“We’ve decided we’re going to wait until next year when we turn 21 and then we’re going to have a drink together. In the US, legal drinking age is 21, after all. We’ve been working on stuff though. We’ve spent a lot of this year in Atlanta going through bits and pieces and lyrics and everything. We’ve been working super hard. We’re very close to recording our next record. We will have something out in 2021.”
21 is one hell of a stint, especially to keep a solid line-up in all that time. What’s your secret?
“You have to do it for the right reasons. And those right reasons are because you enjoy the company that you’re with and you enjoy the sound that you’re creating. If it’s fresh to you, if it’s new, invigorating and it gives you something to look forward to, then you can go the distance. You have to do it because you love it. Bottom line.”
Good advice. Speaking of bands who’ve gone the distance, you’re an actual signed up member of Thin Lizzy now?

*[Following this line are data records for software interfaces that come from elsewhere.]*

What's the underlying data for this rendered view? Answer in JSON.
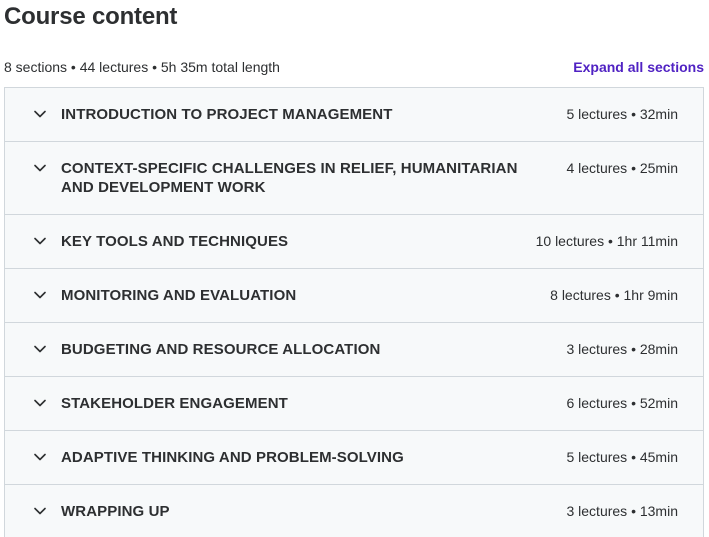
{
  "header": {
    "title": "Course content",
    "summary": "8 sections • 44 lectures • 5h 35m total length",
    "expand_all_label": "Expand all sections"
  },
  "colors": {
    "accent": "#5022c3",
    "section_bg": "#f7f9fa",
    "border": "#d1d7dc",
    "text": "#2d2f31"
  },
  "sections": [
    {
      "title": "INTRODUCTION TO PROJECT MANAGEMENT",
      "meta": "5 lectures • 32min",
      "icon": "chevron-down-icon"
    },
    {
      "title": "CONTEXT-SPECIFIC CHALLENGES IN RELIEF, HUMANITARIAN AND DEVELOPMENT WORK",
      "meta": "4 lectures • 25min",
      "icon": "chevron-down-icon"
    },
    {
      "title": "KEY TOOLS AND TECHNIQUES",
      "meta": "10 lectures • 1hr 11min",
      "icon": "chevron-down-icon"
    },
    {
      "title": "MONITORING AND EVALUATION",
      "meta": "8 lectures • 1hr 9min",
      "icon": "chevron-down-icon"
    },
    {
      "title": "BUDGETING AND RESOURCE ALLOCATION",
      "meta": "3 lectures • 28min",
      "icon": "chevron-down-icon"
    },
    {
      "title": "STAKEHOLDER ENGAGEMENT",
      "meta": "6 lectures • 52min",
      "icon": "chevron-down-icon"
    },
    {
      "title": "ADAPTIVE THINKING AND PROBLEM-SOLVING",
      "meta": "5 lectures • 45min",
      "icon": "chevron-down-icon"
    },
    {
      "title": "WRAPPING UP",
      "meta": "3 lectures • 13min",
      "icon": "chevron-down-icon"
    }
  ]
}
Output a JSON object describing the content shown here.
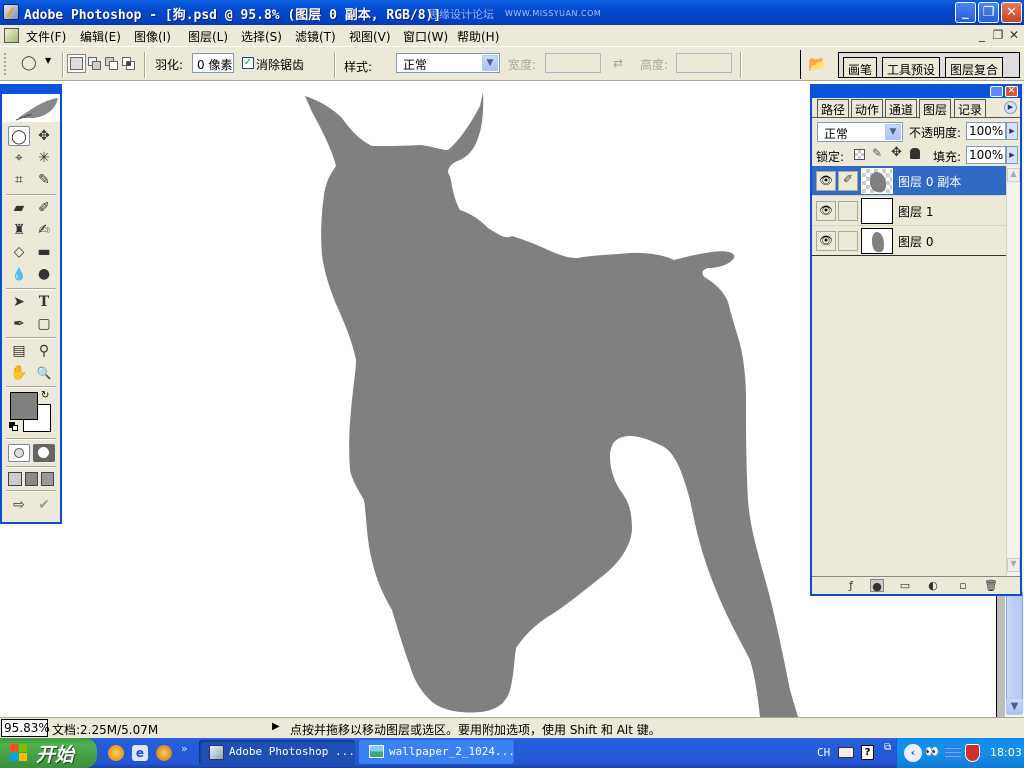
{
  "window": {
    "title": "Adobe Photoshop - [狗.psd @ 95.8% (图层 0 副本, RGB/8)]",
    "watermark": "思缘设计论坛",
    "watermark_url": "WWW.MISSYUAN.COM",
    "controls": {
      "minimize": "_",
      "restore": "❐",
      "close": "✕"
    }
  },
  "menubar": {
    "items": [
      {
        "label": "文件(F)"
      },
      {
        "label": "编辑(E)"
      },
      {
        "label": "图像(I)"
      },
      {
        "label": "图层(L)"
      },
      {
        "label": "选择(S)"
      },
      {
        "label": "滤镜(T)"
      },
      {
        "label": "视图(V)"
      },
      {
        "label": "窗口(W)"
      },
      {
        "label": "帮助(H)"
      }
    ],
    "doc_controls": {
      "minimize": "_",
      "restore": "❐",
      "close": "✕"
    }
  },
  "options": {
    "tool_preset_icon": "◯",
    "feather_label": "羽化:",
    "feather_value": "0 像素",
    "antialias_label": "消除锯齿",
    "antialias_checked": true,
    "style_label": "样式:",
    "style_value": "正常",
    "width_label": "宽度:",
    "width_value": "",
    "swap_icon": "⇄",
    "height_label": "高度:",
    "height_value": "",
    "palette_tabs": [
      "画笔",
      "工具预设",
      "图层复合"
    ]
  },
  "toolbox": {
    "tools": [
      {
        "name": "elliptical-marquee",
        "glyph": "◯"
      },
      {
        "name": "move",
        "glyph": "✥"
      },
      {
        "name": "polygonal-lasso",
        "glyph": "⌖"
      },
      {
        "name": "magic-wand",
        "glyph": "✳"
      },
      {
        "name": "crop",
        "glyph": "⌗"
      },
      {
        "name": "slice",
        "glyph": "✎"
      },
      {
        "name": "healing-brush",
        "glyph": "▰"
      },
      {
        "name": "brush",
        "glyph": "✐"
      },
      {
        "name": "clone-stamp",
        "glyph": "♜"
      },
      {
        "name": "history-brush",
        "glyph": "✍"
      },
      {
        "name": "eraser",
        "glyph": "◇"
      },
      {
        "name": "gradient",
        "glyph": "▬"
      },
      {
        "name": "blur",
        "glyph": "💧"
      },
      {
        "name": "dodge",
        "glyph": "●"
      },
      {
        "name": "path-selection",
        "glyph": "➤"
      },
      {
        "name": "type",
        "glyph": "T"
      },
      {
        "name": "pen",
        "glyph": "✒"
      },
      {
        "name": "rectangle-shape",
        "glyph": "▢"
      },
      {
        "name": "notes",
        "glyph": "▤"
      },
      {
        "name": "eyedropper",
        "glyph": "⚲"
      },
      {
        "name": "hand",
        "glyph": "✋"
      },
      {
        "name": "zoom",
        "glyph": "🔍"
      }
    ],
    "foreground_color": "#808080",
    "background_color": "#ffffff"
  },
  "layers_panel": {
    "tabs": [
      "路径",
      "动作",
      "通道",
      "图层",
      "记录"
    ],
    "active_tab": "图层",
    "blend_mode": "正常",
    "opacity_label": "不透明度:",
    "opacity_value": "100%",
    "lock_label": "锁定:",
    "fill_label": "填充:",
    "fill_value": "100%",
    "layers": [
      {
        "name": "图层 0 副本",
        "visible": true,
        "active": true,
        "linked_brush": true
      },
      {
        "name": "图层 1",
        "visible": true,
        "active": false,
        "linked_brush": false
      },
      {
        "name": "图层 0",
        "visible": true,
        "active": false,
        "linked_brush": false
      }
    ]
  },
  "statusbar": {
    "zoom": "95.83%",
    "doc_info": "文档:2.25M/5.07M",
    "hint": "点按并拖移以移动图层或选区。要用附加选项，使用 Shift 和 Alt 键。"
  },
  "taskbar": {
    "start_label": "开始",
    "more": "»",
    "tasks": [
      {
        "label": "Adobe Photoshop ...",
        "active": true
      },
      {
        "label": "wallpaper_2_1024...",
        "active": false
      }
    ],
    "tray": {
      "lang": "CH",
      "clock": "18:03"
    }
  },
  "colors": {
    "silhouette": "#808080",
    "xp_blue": "#0a4cd4",
    "selection_blue": "#316ac5"
  }
}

“Oh yeah, those shows I did with them in 2019 were the highlight of my year. It was no pressure at all, just muscle memory playing some of my favourite ever songs and looking out at the crowd. Scott Gorham [Thin Lizzy guitarist] seemed happy with my performance and said he was looking forward to us doing it again. I hope they do something next year. It’s amazing seeing that many people having such a good time.”
Also, your second album, Killer Be Killed’s ‘Reluctant Hero’ is out on November 20. You do that band with Dillinger Escape Plan’s Greg Puciato, among others…
“Yes. That’s an album we’ve been slowly working on since our one and only tour in Australia in 2015. We’ve been chipping away, lining up our calendars… When everyone has a bit of time off, we convene in a room in Phoenix and we create music that we absolutely love. I’m very proud to have been able to contribute a lot to that record this year. It’s super heavy. I can’t listen to it without smiling.”
Mastodon launched their internet cooking show this year, with you in the guise of Chef Troyardee. You said in one of the videos that you were using milk from a goat you’d milked yourself?
“Yeah, I’d milked it that morning.”
“No, I was just making shit up.”
“Yeah, I don’t have a goat. I’ve never milked a goat. I probably will never milk a goat. It’s all fake news.”
Gone Is Gone release ‘IF EVERYTHING HAPPENS FOR A REASON… THEN NOTHING REALLY MATTERS AT ALL’ on December 2. See the tracklist below.
2. ‘Say Nothing’
3. ‘Everything Is Wonderfall’
4. ‘Wings Of Hope’
5. ‘Sometimes I Feel’
6. ‘No One Ever Walked On Water’
7. ‘Death Of A Dream’
8. ‘Crimson, Chaos and You’
11. ‘Force Of A Feather’
12. ‘Dirge For Delusions’